Exercise directions:
Say how many of the lines below include the word "screenshot". Only the number should be given.

[Data records for software interfaces]
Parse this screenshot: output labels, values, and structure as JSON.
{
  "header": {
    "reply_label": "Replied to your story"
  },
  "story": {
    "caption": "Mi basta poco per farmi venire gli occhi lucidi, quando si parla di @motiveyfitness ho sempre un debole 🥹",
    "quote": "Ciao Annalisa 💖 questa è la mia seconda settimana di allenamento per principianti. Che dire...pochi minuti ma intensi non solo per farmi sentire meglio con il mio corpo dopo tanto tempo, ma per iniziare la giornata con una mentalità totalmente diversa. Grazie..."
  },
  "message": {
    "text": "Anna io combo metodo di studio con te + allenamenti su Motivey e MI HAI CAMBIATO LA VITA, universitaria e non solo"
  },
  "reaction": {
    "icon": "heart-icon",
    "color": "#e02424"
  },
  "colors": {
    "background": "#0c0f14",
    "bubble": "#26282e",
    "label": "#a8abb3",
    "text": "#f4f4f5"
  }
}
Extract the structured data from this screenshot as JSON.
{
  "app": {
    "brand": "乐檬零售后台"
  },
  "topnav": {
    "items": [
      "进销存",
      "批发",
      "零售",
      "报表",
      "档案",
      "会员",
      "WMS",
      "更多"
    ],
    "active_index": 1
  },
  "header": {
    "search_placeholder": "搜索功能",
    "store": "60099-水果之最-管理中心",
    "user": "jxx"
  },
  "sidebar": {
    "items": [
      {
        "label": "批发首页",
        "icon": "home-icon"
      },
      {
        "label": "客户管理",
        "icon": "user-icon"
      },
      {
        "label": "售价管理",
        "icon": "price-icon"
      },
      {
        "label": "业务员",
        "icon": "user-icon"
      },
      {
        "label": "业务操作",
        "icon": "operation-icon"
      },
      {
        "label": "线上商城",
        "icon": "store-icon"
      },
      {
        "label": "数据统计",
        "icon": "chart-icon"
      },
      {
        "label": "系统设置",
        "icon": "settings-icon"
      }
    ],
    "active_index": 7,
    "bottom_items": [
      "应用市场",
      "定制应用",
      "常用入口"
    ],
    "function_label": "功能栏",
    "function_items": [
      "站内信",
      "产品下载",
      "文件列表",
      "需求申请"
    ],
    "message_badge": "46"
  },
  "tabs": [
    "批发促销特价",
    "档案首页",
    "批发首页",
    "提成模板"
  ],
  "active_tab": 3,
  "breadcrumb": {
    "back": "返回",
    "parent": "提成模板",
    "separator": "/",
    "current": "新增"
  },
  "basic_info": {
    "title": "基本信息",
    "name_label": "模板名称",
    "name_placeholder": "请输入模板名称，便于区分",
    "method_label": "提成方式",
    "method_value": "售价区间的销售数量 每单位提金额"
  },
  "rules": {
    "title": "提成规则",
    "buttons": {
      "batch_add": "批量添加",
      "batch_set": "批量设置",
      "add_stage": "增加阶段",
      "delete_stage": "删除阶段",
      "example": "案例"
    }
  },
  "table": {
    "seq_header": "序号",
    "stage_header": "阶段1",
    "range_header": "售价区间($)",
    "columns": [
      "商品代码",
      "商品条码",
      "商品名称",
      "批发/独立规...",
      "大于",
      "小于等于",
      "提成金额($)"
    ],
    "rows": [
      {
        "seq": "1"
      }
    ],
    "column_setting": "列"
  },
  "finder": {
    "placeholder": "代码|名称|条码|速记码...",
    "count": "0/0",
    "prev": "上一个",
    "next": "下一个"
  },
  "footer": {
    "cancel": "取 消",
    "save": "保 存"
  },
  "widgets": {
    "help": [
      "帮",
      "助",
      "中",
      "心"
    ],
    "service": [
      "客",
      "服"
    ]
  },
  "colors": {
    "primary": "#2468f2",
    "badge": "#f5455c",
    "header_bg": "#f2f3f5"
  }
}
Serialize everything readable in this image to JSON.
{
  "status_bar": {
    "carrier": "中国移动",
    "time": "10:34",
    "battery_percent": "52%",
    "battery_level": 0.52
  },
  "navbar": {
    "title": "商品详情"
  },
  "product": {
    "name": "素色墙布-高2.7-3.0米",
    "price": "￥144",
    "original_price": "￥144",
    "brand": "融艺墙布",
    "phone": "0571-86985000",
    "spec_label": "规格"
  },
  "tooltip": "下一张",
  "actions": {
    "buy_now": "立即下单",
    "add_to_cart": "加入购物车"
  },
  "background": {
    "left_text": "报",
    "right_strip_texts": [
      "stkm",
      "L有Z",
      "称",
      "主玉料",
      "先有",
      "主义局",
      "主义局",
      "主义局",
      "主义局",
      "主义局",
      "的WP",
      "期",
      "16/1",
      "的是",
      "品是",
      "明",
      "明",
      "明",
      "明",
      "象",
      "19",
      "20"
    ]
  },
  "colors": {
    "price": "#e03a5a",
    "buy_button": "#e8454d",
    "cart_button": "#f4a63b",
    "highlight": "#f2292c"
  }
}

Output for this task:
2